Canadian PM meets locals on trip to Temple of Heaven
Updated: 2012-02-09 08:12
By Zhang Yunbi (China Daily)
BEIJING - With blue skies and fresh air, Wednesday morning was a perfect time to find yourself in the Temple of Heaven, especially for the visiting Canadian Prime Minister Stephen Harper, who had a tight schedule and longed for a casual walk.
The Temple of Heaven was built in 1420 and used as an imperial sacrificial altar during the Ming (1368-1644) and Qing (1644-1911) dynasties. Emperors visited the temple to pray for a good harvest in the coming year.
Harper toured one of the city's most prominent historical attractions, which includes the Hall of Prayer for Good Harvest, the most prestigious part of Tiantan Park.
Performers at the park simulated an ancient royal heaven worship ceremony at the hall during the first five days of the Chinese Lunar New Year, starting on Jan 23. A performer wearing a costume played the role of a Qing Dynasty emperor during the royal ritual.
What amazed tourists at the site most was Harper's casual walk through a lobby at the east end of the Hall of Prayer for Good Harvest.
Zhang Yonglai, a 40-year-old visitor from eastern China's Shandong province, told China Daily that he and his family members felt "surprised and lucky" to greet the Canadian prime minister in the lobby.
"It is a pity that Harper's schedule did not catch up with the royal ritual performance," said Zhang, who went to the temple with his wife, daughter and parents-in-law. "I think Mr Harper is also here to pray for a promising year for his country."
Harper worked hard in campaigning for Canada's tourism industry earlier in the day at the official opening of the Canadian Tourism Commission's (CTC) newly outfitted marketing center in Beijing.
The travel industry "generates such goodwill between our two great countries", he said.

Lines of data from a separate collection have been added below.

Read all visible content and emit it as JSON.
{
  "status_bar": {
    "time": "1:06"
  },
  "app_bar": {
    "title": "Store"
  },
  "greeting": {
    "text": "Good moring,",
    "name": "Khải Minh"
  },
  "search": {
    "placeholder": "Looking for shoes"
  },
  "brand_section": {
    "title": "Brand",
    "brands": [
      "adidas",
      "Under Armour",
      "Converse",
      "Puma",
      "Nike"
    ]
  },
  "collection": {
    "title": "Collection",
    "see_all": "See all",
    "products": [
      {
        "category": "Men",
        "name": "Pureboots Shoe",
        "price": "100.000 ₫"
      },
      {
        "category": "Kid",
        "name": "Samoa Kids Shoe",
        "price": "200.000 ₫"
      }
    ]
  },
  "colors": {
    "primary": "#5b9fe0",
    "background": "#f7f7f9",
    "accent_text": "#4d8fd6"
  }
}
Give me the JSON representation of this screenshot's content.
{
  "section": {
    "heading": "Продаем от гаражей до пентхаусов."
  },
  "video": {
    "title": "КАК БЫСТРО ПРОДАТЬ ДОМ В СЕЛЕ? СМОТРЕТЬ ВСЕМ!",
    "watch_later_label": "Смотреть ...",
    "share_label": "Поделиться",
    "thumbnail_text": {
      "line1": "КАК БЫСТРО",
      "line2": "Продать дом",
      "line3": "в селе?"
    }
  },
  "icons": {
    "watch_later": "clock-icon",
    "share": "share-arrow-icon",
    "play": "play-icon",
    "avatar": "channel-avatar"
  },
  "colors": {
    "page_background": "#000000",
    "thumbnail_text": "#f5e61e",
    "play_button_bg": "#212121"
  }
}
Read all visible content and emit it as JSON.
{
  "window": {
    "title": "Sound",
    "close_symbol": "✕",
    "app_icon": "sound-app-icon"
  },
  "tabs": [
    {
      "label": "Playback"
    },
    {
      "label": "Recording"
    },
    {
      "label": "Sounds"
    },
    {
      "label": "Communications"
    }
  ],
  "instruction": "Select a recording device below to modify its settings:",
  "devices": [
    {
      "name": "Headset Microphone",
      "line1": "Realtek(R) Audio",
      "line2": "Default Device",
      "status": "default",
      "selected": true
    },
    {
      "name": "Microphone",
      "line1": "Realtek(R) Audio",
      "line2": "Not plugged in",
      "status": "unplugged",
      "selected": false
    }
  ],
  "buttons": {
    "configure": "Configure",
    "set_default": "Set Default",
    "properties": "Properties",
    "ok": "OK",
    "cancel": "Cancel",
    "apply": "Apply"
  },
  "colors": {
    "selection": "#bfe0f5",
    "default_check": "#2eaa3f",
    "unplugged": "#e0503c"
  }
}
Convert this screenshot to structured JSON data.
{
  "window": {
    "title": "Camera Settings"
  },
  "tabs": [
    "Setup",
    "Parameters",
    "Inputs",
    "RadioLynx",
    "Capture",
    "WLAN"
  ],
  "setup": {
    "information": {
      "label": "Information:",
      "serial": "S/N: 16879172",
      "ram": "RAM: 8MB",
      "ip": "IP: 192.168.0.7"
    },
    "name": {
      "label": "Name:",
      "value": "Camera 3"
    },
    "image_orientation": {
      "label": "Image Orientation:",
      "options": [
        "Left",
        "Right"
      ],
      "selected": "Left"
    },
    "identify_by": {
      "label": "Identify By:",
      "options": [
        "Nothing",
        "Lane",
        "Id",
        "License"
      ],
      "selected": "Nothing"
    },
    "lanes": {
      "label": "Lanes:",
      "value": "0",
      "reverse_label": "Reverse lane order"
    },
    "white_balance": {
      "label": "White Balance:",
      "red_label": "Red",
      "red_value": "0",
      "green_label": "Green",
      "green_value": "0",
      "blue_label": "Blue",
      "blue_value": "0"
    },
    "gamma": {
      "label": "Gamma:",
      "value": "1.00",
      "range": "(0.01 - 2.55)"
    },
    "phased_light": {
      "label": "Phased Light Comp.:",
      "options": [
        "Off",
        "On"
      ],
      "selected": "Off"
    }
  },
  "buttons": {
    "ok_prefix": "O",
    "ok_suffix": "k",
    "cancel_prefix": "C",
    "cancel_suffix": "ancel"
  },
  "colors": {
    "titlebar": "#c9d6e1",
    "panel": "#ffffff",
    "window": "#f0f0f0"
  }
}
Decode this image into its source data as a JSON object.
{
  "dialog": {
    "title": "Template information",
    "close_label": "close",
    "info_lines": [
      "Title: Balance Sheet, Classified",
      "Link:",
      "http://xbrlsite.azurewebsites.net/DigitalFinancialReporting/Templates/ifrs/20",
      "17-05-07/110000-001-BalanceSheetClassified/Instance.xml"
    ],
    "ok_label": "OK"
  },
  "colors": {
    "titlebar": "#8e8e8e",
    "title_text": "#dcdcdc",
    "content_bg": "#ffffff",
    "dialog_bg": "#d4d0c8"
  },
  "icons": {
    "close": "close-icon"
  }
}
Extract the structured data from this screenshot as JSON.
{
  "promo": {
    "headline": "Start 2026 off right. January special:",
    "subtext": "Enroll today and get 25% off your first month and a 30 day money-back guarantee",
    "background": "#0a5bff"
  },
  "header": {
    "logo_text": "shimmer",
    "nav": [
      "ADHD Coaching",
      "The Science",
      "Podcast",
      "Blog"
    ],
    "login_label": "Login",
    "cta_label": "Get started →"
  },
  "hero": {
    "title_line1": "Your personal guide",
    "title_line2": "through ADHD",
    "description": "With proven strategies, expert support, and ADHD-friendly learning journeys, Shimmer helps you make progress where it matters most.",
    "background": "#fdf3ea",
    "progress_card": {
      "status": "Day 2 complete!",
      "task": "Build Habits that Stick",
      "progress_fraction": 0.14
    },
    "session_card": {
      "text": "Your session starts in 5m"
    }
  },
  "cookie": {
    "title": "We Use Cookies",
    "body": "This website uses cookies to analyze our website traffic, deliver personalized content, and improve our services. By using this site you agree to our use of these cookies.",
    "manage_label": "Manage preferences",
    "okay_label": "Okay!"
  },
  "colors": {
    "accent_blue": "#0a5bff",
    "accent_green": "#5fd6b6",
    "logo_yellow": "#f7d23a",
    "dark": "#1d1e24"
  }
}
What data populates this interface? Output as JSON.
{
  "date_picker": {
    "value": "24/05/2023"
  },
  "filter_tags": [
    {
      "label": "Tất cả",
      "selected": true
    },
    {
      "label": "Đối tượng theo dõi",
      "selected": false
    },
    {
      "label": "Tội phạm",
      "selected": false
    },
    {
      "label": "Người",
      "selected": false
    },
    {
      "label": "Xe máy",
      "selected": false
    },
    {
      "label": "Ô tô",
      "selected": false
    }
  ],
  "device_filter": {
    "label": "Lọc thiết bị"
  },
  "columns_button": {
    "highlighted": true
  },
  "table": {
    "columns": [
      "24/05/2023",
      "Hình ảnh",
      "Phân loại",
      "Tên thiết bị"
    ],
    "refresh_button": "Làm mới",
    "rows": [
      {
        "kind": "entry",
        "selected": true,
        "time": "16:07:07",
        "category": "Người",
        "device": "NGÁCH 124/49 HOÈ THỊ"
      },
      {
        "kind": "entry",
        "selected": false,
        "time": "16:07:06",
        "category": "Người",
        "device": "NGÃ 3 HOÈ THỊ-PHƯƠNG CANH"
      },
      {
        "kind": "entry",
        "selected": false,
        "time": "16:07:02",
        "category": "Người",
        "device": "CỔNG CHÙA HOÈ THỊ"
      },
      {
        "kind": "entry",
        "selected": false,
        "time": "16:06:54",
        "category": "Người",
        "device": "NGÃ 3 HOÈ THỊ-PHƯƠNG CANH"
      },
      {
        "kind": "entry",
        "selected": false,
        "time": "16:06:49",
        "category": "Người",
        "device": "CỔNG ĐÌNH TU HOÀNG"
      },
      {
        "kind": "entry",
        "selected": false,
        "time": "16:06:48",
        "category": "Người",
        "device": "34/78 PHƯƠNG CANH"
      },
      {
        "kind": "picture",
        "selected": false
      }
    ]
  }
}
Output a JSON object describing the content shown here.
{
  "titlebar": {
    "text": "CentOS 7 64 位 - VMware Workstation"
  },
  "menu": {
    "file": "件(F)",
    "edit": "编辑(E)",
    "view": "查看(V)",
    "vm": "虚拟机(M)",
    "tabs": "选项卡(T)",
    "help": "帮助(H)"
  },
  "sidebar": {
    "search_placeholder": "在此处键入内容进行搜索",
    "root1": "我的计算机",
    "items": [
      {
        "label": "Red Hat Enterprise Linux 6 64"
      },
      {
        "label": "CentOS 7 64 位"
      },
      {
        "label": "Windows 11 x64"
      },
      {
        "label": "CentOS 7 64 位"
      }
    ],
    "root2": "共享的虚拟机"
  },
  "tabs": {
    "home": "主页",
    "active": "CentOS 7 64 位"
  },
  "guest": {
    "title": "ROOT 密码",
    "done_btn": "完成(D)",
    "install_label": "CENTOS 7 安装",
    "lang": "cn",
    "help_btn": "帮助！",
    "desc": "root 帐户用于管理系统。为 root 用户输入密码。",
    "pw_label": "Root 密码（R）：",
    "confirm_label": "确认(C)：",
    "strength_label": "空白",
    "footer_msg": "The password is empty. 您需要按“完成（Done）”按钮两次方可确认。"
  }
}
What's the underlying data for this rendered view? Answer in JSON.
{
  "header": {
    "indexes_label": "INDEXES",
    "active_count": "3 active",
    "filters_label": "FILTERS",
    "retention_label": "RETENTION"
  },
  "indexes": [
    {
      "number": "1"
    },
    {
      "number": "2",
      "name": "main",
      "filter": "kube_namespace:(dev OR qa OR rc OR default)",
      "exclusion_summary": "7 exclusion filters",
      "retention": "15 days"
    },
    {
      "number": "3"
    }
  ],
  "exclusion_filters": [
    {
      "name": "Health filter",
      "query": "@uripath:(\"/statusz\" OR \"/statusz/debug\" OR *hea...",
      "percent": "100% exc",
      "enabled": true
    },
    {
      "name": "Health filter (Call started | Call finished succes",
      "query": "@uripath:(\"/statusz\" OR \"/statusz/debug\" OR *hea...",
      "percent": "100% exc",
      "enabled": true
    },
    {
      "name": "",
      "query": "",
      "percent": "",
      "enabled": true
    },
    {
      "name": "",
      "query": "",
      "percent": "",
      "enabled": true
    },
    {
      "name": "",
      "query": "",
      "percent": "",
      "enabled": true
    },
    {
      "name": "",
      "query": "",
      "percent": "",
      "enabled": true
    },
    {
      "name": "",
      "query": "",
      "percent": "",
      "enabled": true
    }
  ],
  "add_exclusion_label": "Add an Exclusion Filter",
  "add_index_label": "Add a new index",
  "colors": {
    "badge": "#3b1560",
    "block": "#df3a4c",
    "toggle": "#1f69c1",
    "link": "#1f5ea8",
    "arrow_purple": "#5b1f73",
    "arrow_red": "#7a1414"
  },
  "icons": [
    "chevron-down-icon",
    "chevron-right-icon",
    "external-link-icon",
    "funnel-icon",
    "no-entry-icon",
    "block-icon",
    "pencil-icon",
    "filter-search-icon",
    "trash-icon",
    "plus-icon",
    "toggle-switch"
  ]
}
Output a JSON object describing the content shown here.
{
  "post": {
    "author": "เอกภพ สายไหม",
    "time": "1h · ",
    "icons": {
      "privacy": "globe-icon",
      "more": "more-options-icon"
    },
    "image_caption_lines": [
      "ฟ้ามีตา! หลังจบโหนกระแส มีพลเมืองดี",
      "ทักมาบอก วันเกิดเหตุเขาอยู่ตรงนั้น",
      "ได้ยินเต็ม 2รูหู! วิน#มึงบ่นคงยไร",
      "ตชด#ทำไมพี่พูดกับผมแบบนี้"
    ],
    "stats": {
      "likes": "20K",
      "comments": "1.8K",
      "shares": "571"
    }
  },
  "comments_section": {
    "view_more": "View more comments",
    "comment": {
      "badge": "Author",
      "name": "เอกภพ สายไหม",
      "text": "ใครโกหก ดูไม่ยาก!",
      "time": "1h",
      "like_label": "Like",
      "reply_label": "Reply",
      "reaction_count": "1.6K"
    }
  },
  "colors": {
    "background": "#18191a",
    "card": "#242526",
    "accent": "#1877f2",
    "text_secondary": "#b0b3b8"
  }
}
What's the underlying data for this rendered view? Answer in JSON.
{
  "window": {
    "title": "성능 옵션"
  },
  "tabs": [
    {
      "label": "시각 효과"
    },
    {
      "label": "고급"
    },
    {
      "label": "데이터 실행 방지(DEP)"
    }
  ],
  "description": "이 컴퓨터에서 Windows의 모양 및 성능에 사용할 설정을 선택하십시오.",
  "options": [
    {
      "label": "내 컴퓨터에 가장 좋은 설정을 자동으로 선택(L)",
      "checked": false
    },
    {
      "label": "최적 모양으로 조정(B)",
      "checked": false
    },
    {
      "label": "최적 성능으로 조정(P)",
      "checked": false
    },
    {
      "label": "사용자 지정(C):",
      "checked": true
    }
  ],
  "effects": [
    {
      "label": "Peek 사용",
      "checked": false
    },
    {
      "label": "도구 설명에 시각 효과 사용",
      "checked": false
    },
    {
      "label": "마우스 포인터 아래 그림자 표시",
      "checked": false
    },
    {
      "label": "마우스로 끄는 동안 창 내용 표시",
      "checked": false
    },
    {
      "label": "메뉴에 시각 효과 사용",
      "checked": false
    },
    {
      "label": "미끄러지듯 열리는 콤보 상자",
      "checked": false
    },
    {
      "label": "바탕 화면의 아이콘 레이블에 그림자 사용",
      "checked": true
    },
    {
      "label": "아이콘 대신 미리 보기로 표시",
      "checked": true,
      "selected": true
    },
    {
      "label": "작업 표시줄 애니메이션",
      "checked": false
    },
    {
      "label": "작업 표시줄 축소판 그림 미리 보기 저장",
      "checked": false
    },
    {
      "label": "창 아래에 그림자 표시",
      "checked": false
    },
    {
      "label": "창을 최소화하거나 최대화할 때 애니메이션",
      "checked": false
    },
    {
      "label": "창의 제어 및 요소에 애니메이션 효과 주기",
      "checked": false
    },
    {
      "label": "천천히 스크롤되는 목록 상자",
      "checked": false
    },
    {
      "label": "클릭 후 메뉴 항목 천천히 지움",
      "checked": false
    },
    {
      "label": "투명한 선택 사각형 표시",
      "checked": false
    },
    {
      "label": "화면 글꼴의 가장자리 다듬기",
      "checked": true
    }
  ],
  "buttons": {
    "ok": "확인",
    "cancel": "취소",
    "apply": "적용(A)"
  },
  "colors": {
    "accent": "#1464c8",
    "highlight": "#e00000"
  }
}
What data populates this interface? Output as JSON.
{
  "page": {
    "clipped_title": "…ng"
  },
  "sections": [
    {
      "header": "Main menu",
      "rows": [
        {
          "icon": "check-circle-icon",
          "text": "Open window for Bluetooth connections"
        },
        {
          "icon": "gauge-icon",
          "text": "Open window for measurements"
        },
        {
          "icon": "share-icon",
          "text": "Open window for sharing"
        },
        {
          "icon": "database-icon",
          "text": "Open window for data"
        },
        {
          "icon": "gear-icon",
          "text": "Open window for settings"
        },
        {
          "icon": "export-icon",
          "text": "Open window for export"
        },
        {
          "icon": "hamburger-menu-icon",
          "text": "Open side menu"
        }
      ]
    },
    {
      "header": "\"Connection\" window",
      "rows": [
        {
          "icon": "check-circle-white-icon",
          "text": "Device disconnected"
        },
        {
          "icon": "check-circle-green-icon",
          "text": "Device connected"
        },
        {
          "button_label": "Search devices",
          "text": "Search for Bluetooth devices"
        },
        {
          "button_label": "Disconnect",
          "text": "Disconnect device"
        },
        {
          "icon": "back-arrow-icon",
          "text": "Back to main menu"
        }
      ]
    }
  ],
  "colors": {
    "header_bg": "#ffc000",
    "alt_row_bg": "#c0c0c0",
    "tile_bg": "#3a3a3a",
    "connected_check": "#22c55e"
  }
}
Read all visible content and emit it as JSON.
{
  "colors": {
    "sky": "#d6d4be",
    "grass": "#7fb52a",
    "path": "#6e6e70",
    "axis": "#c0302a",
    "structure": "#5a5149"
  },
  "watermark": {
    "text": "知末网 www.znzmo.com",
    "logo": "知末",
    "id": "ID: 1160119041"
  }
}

Canada greeted around 232,000 visitors from China from January to November last year, a year-on-year increase of 25 percent, according to Steve Allan, chairperson of the CTC Board of Directors.
In Tiantan Park, Harper also stopped to join one of the crowds watching local residents play Chinese chess.
Mark Rowswell, a Canadian entertainer proficient in Mandarin, accompanied Harper's park tour. He is renowned in China by his local moniker "Dashan", and Harper appointed him as Canada-China Goodwill Ambassador on Tuesday.
Rowswell came as a liaison interpreter and asked one of the chess players, surnamed Yang, about the plans behind his moves on the table. "It is a secret, and I can't tell you about the steps that I have planned in my mind," Yang told Rowswell.
"Chinese chess combines the principles of ancient Chinese military strategists, including Sun Zi in the 6th century BC who wrote the Art of War," Yang told China Daily.